Woodward, Okla. —
Over 400,000 Oklahomans are expected to get away for the long Labor Day weekend.
AAA Oklahoma spokesman Chuck Mai said this represents "a little under 4 percent increase over last year" in total number of travelers.
"I think the increase is due to 3 reasons," Mai said. "First, there have been a number of optimistic economic indicators recently."
These positive economic indicators include how "consumer spending is up, consumer confidence is on the up-swing, manufacturing is seeing an increase and the housing market is showing a slow recovery."
When the economy is doing well, it is easier for more people to feel comfortable about spending money on extras like holiday vacations.
Secondly, Mai said more people may be looking to travel this Labor Day because motorists have recently been enjoying a drop in gasoline prices.
"Until yesterday (Tuesday), the state average for a gallon of regular unleaded gasoline was 16 cents below where it was a year ago," he said.
However, unrest in the Middle East in areas like Egypt and Syria has caused crude oil prices to jump in the last couple of days, which will mean a rise in gas prices as well, Mai said.
But the AAA spokesman isn't sure it will have much impact now on the amount of Labor Day travel.
"Whether people will change their plans if they see a spike in gas prices, I'm not sure," he said. "I think most of them have already told their family and friends that they're coming to see them.

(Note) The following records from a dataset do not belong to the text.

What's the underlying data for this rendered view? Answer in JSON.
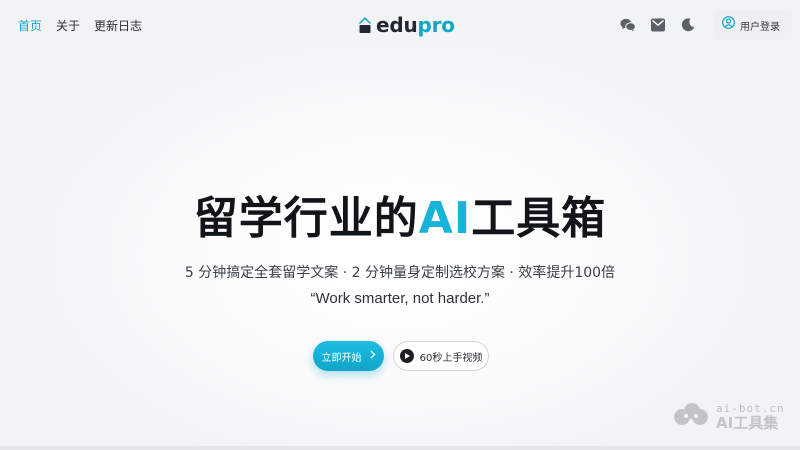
{
  "nav": {
    "items": [
      {
        "label": "首页",
        "active": true
      },
      {
        "label": "关于",
        "active": false
      },
      {
        "label": "更新日志",
        "active": false
      }
    ]
  },
  "brand": {
    "edu": "edu",
    "pro": "pro"
  },
  "header_tools": {
    "icons": [
      "wechat-icon",
      "mail-icon",
      "moon-icon"
    ],
    "login_label": "用户登录"
  },
  "hero": {
    "title_before": "留学行业的",
    "title_accent": "AI",
    "title_after": "工具箱",
    "subtitle": "5 分钟搞定全套留学文案 · 2 分钟量身定制选校方案 · 效率提升100倍",
    "quote": "“Work smarter, not harder.”"
  },
  "cta": {
    "primary_label": "立即开始",
    "secondary_label": "60秒上手视频"
  },
  "watermark": {
    "url": "ai-bot.cn",
    "name": "AI工具集"
  },
  "colors": {
    "accent": "#15a6c6",
    "title_accent": "#17b3d8"
  }
}
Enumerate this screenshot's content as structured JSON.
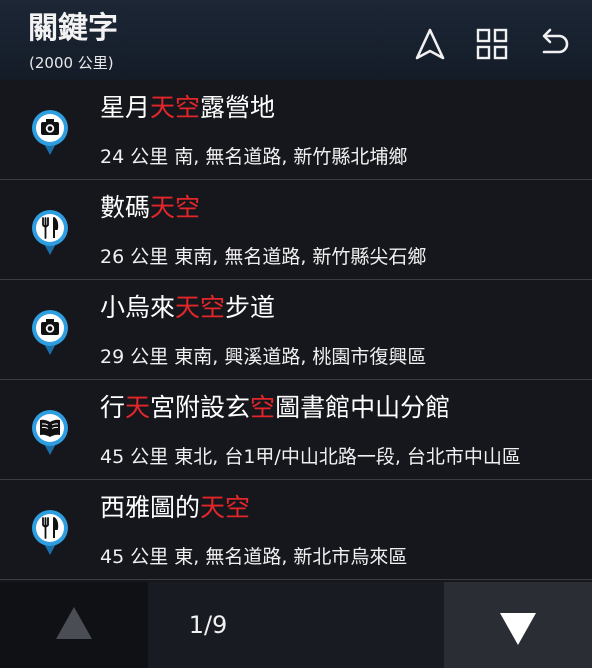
{
  "header": {
    "title": "關鍵字",
    "subtitle": "(2000 公里)",
    "buttons": [
      {
        "icon": "navigate-arrow-icon"
      },
      {
        "icon": "grid-icon"
      },
      {
        "icon": "back-icon"
      }
    ]
  },
  "results": [
    {
      "icon": "camera-pin-icon",
      "name": [
        "星月",
        "天空",
        "露營地"
      ],
      "detail": "24 公里 南, 無名道路, 新竹縣北埔鄉"
    },
    {
      "icon": "restaurant-pin-icon",
      "name": [
        "數碼",
        "天空",
        ""
      ],
      "detail": "26 公里 東南, 無名道路, 新竹縣尖石鄉"
    },
    {
      "icon": "camera-pin-icon",
      "name": [
        "小烏來",
        "天空",
        "步道"
      ],
      "detail": "29 公里 東南, 興溪道路, 桃園市復興區"
    },
    {
      "icon": "book-pin-icon",
      "name": [
        "行",
        "天",
        "宮附設玄",
        "空",
        "圖書館中山分館"
      ],
      "detail": "45 公里 東北, 台1甲/中山北路一段, 台北市中山區"
    },
    {
      "icon": "restaurant-pin-icon",
      "name": [
        "西雅圖的",
        "天空",
        ""
      ],
      "detail": "45 公里 東, 無名道路, 新北市烏來區"
    }
  ],
  "pagination": {
    "text": "1/9",
    "prev_icon": "up-triangle-icon",
    "next_icon": "down-triangle-icon"
  },
  "colors": {
    "highlight": "#e3262a",
    "pin_blue": "#2f9ee0"
  }
}
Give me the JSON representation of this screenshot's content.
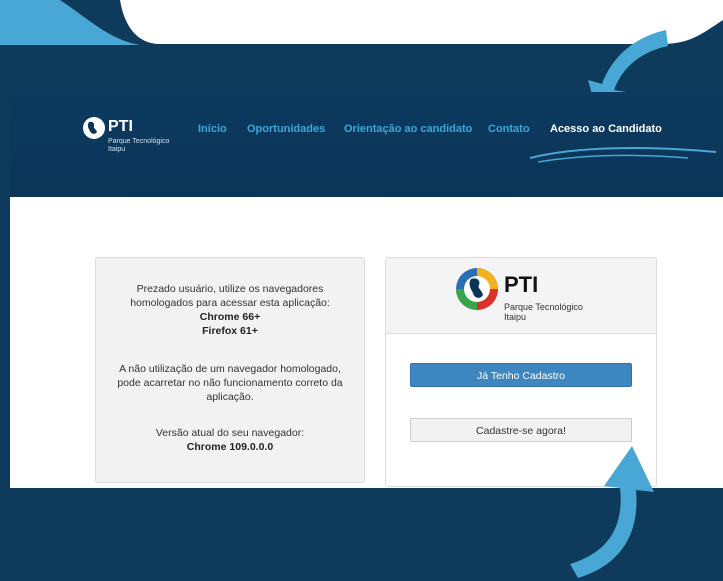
{
  "nav": {
    "logo_text": "PTI",
    "logo_sub_1": "Parque Tecnológico",
    "logo_sub_2": "Itaipu",
    "items": [
      {
        "label": "Início"
      },
      {
        "label": "Oportunidades"
      },
      {
        "label": "Orientação ao candidato"
      },
      {
        "label": "Contato"
      },
      {
        "label": "Acesso ao Candidato"
      }
    ]
  },
  "notice": {
    "line1": "Prezado usuário, utilize os navegadores",
    "line2": "homologados para acessar esta aplicação:",
    "browser1": "Chrome 66+",
    "browser2": "Firefox 61+",
    "warn1": "A não utilização de um navegador homologado,",
    "warn2": "pode acarretar no não funcionamento correto da",
    "warn3": "aplicação.",
    "version_label": "Versão atual do seu navegador:",
    "version_value": "Chrome 109.0.0.0"
  },
  "login": {
    "logo_text": "PTI",
    "logo_sub_1": "Parque Tecnológico",
    "logo_sub_2": "Itaipu",
    "have_account_button": "Já Tenho Cadastro",
    "register_button": "Cadastre-se agora!"
  },
  "colors": {
    "background": "#0e3a5c",
    "accent": "#3aa8d8",
    "primary_button": "#3d86bf"
  },
  "icons": [
    "pti-logo-icon",
    "curved-arrow-icon"
  ]
}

So I get the feeling that they've already made their plans and are going to go ahead and make their grips."
Also while rise in gas prices even by just 10 cents might seem like a big jump, Mai said it doesn't really have as big of an impact on your wallet as it might seem.
"If you look at it realistically, if you're driving a car which averages around 25 miles per gallon and you take a trip of around 600 miles, you'll use 24 gallons of gas. If gas prices increase by a dime, then realistically you'll pay $2.40 more at the pump for your trip," he said.
He doesn't think this will be much of a detractor for most people's travel plans.
"I think in most cases, Oklahomans will just economize elsewhere on their trip," he said.
The third factor contributing to the expected increase in Labor Day travel is the weather, Mai said.
"We haven't had as hot of a summer as we usually have had in Oklahoma," he said. "I think this has encouraged more families to take a trip because they know they'll be more comfortable."
Also with the nice weather expected to hold out through the holiday weekend and "no severe weather on the horizon," he said he expects families are taking "this one last chance to get out and enjoy the weather and the beautiful countryside."
"This is the last gasp of summer," Mai said.
For those who are traveling this weekend, the AAA Oklahoma spokesman said that "visiting family and friends is the No. 1 destination."
"The No. 2 destination, for those driving at least, is Oklahoma's parks and lakes, especially with the weather holding up," Mai said.
Still other travelers may take advantage of Labor Day sales and visit some of the state's bigger cities to do some shopping, he said.
"Shopping is the No. 1 activity when people travel, shopping and of course dining out," he said. "So they may be interested in going to the Outlet Shops in southwest Oklahoma City or even to shopping areas like those in Medicine Park by Lawton, because there's a lot of interesting shops in that area."
Or Mai said this weekend's travelers "may visit that restaurant in Krebs that they've always heard about or any number of other travel treasures Oklahoma has."
SAFETY CONCERNS ON THE ROAD
As the vast majority, or nearly 85 percent, of Labor Day travelers are expected to travel by automobile, Mai said there are several things drivers should be aware of this holiday weekend.
"The most popular days to travel are this coming Friday when about half of the holiday travelers have indicated as their departing date, and Monday, Sept. 2, which is the most popular date of return for travelers," he said.
It is important to know about these heavy travel times, he said, so drivers can "consider timing our trips to avoid these times."
He strongly urged those travelers who can to consider leaving and/or returning from their Labor Day trips either the day before or after these peak driving times because "the highways will be less congested and there's an extra measure of safety built in as well."
As an additional safety precaution, Mai encouraged drivers to keep an eye on other drivers.
Because it is a holiday period, he said there is an "increased risk of inattentive driving, distracted driving, and falling asleep at the wheel."
"People are on holiday, on a little vacation so they may not be paying quite as much attention to the road as they may during the regular Monday through Friday work week," he said. "They may also be in a party frame of mind and alcohol may be involved."
So to help keep you and your family safe on the road, Mai encouraged travelers to " drive refreshed, limit distractions, expect the unexpected."
"Be aware that the other drivers are celebrating the holiday too and may not be paying as much attention as they should," he said.